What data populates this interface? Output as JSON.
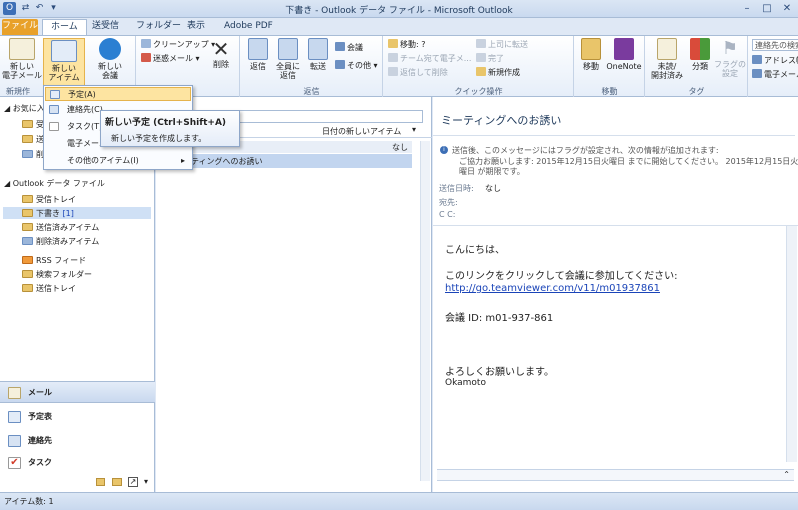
{
  "window": {
    "title": "下書き - Outlook データ ファイル - Microsoft Outlook",
    "minimize": "–",
    "maximize": "□",
    "close": "✕"
  },
  "tabs": [
    "ファイル",
    "ホーム",
    "送受信",
    "フォルダー",
    "表示",
    "Adobe PDF"
  ],
  "ribbon": {
    "new_email": "新しい\n電子メール",
    "new_item": "新しい\nアイテム",
    "new_meeting": "新しい\n会議",
    "group_new": "新規作",
    "cleanup": "クリーンアップ",
    "junk": "迷惑メール",
    "delete": "削除",
    "reply": "返信",
    "reply_all": "全員に\n返信",
    "forward": "転送",
    "meeting": "会議",
    "more": "その他",
    "group_respond": "返信",
    "group_delete": "除",
    "qs_move": "移動: ?",
    "qs_team": "チーム宛て電子メ...",
    "qs_reply_delete": "返信して削除",
    "qs_manager": "上司に転送",
    "qs_done": "完了",
    "qs_new": "新規作成",
    "group_quick": "クイック操作",
    "move": "移動",
    "onenote": "OneNote",
    "group_move": "移動",
    "unread": "未読/\n開封済み",
    "categorize": "分類",
    "followup": "フラグの\n設定",
    "group_tags": "タグ",
    "find_contact": "連絡先の検索",
    "address_book": "アドレス帳",
    "filter_email": "電子メール"
  },
  "nav": {
    "favorites": "お気に入り",
    "fav_items": [
      "受",
      "送",
      "削"
    ],
    "data_file": "Outlook データ ファイル",
    "folders": [
      "受信トレイ",
      "下書き",
      "送信済みアイテム",
      "削除済みアイテム",
      "RSS フィード",
      "検索フォルダー",
      "送信トレイ"
    ],
    "draft_count": "[1]",
    "buttons": [
      "メール",
      "予定表",
      "連絡先",
      "タスク"
    ]
  },
  "list": {
    "arrange_label": "日付の新しいアイテム",
    "group_label": "なし",
    "item_subject": "ティングへのお誘い"
  },
  "reading": {
    "subject": "ミーティングへのお誘い",
    "info_line1": "送信後、このメッセージにはフラグが設定され、次の情報が追加されます:",
    "info_line2": "ご協力お願いします: 2015年12月15日火曜日 までに開始してください。 2015年12月15日火",
    "info_line3": "曜日 が期限です。",
    "sent_label": "送信日時:",
    "sent_value": "なし",
    "to_label": "宛先:",
    "cc_label": "C C:",
    "body_greeting": "こんにちは、",
    "body_line": "このリンクをクリックして会議に参加してください:",
    "body_link": "http://go.teamviewer.com/v11/m01937861",
    "body_id": "会議 ID: m01-937-861",
    "body_closing": "よろしくお願いします。",
    "body_sign": "Okamoto"
  },
  "menu": {
    "items": [
      "予定(A)",
      "連絡先(C)",
      "タスク(T)",
      "電子メール",
      "その他のアイテム(I)"
    ],
    "tooltip_title": "新しい予定 (Ctrl+Shift+A)",
    "tooltip_desc": "新しい予定を作成します。"
  },
  "status": {
    "count": "アイテム数: 1"
  },
  "colors": {
    "accent": "#e8a12a",
    "highlight": "#fde4a1",
    "link": "#1a44b8"
  }
}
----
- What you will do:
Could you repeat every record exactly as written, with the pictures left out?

- Response to this task:
What data populates this interface? Output as JSON.
{
  "window": {
    "title": "下書き - Outlook データ ファイル - Microsoft Outlook",
    "minimize": "–",
    "maximize": "□",
    "close": "✕"
  },
  "tabs": [
    "ファイル",
    "ホーム",
    "送受信",
    "フォルダー",
    "表示",
    "Adobe PDF"
  ],
  "ribbon": {
    "new_email": "新しい\n電子メール",
    "new_item": "新しい\nアイテム",
    "new_meeting": "新しい\n会議",
    "group_new": "新規作",
    "cleanup": "クリーンアップ",
    "junk": "迷惑メール",
    "delete": "削除",
    "reply": "返信",
    "reply_all": "全員に\n返信",
    "forward": "転送",
    "meeting": "会議",
    "more": "その他",
    "group_respond": "返信",
    "group_delete": "除",
    "qs_move": "移動: ?",
    "qs_team": "チーム宛て電子メ...",
    "qs_reply_delete": "返信して削除",
    "qs_manager": "上司に転送",
    "qs_done": "完了",
    "qs_new": "新規作成",
    "group_quick": "クイック操作",
    "move": "移動",
    "onenote": "OneNote",
    "group_move": "移動",
    "unread": "未読/\n開封済み",
    "categorize": "分類",
    "followup": "フラグの\n設定",
    "group_tags": "タグ",
    "find_contact": "連絡先の検索",
    "address_book": "アドレス帳",
    "filter_email": "電子メール"
  },
  "nav": {
    "favorites": "お気に入り",
    "fav_items": [
      "受",
      "送",
      "削"
    ],
    "data_file": "Outlook データ ファイル",
    "folders": [
      "受信トレイ",
      "下書き",
      "送信済みアイテム",
      "削除済みアイテム",
      "RSS フィード",
      "検索フォルダー",
      "送信トレイ"
    ],
    "draft_count": "[1]",
    "buttons": [
      "メール",
      "予定表",
      "連絡先",
      "タスク"
    ]
  },
  "list": {
    "arrange_label": "日付の新しいアイテム",
    "group_label": "なし",
    "item_subject": "ティングへのお誘い"
  },
  "reading": {
    "subject": "ミーティングへのお誘い",
    "info_line1": "送信後、このメッセージにはフラグが設定され、次の情報が追加されます:",
    "info_line2": "ご協力お願いします: 2015年12月15日火曜日 までに開始してください。 2015年12月15日火",
    "info_line3": "曜日 が期限です。",
    "sent_label": "送信日時:",
    "sent_value": "なし",
    "to_label": "宛先:",
    "cc_label": "C C:",
    "body_greeting": "こんにちは、",
    "body_line": "このリンクをクリックして会議に参加してください:",
    "body_link": "http://go.teamviewer.com/v11/m01937861",
    "body_id": "会議 ID: m01-937-861",
    "body_closing": "よろしくお願いします。",
    "body_sign": "Okamoto"
  },
  "menu": {
    "items": [
      "予定(A)",
      "連絡先(C)",
      "タスク(T)",
      "電子メール",
      "その他のアイテム(I)"
    ],
    "tooltip_title": "新しい予定 (Ctrl+Shift+A)",
    "tooltip_desc": "新しい予定を作成します。"
  },
  "status": {
    "count": "アイテム数: 1"
  },
  "colors": {
    "accent": "#e8a12a",
    "highlight": "#fde4a1",
    "link": "#1a44b8"
  }
}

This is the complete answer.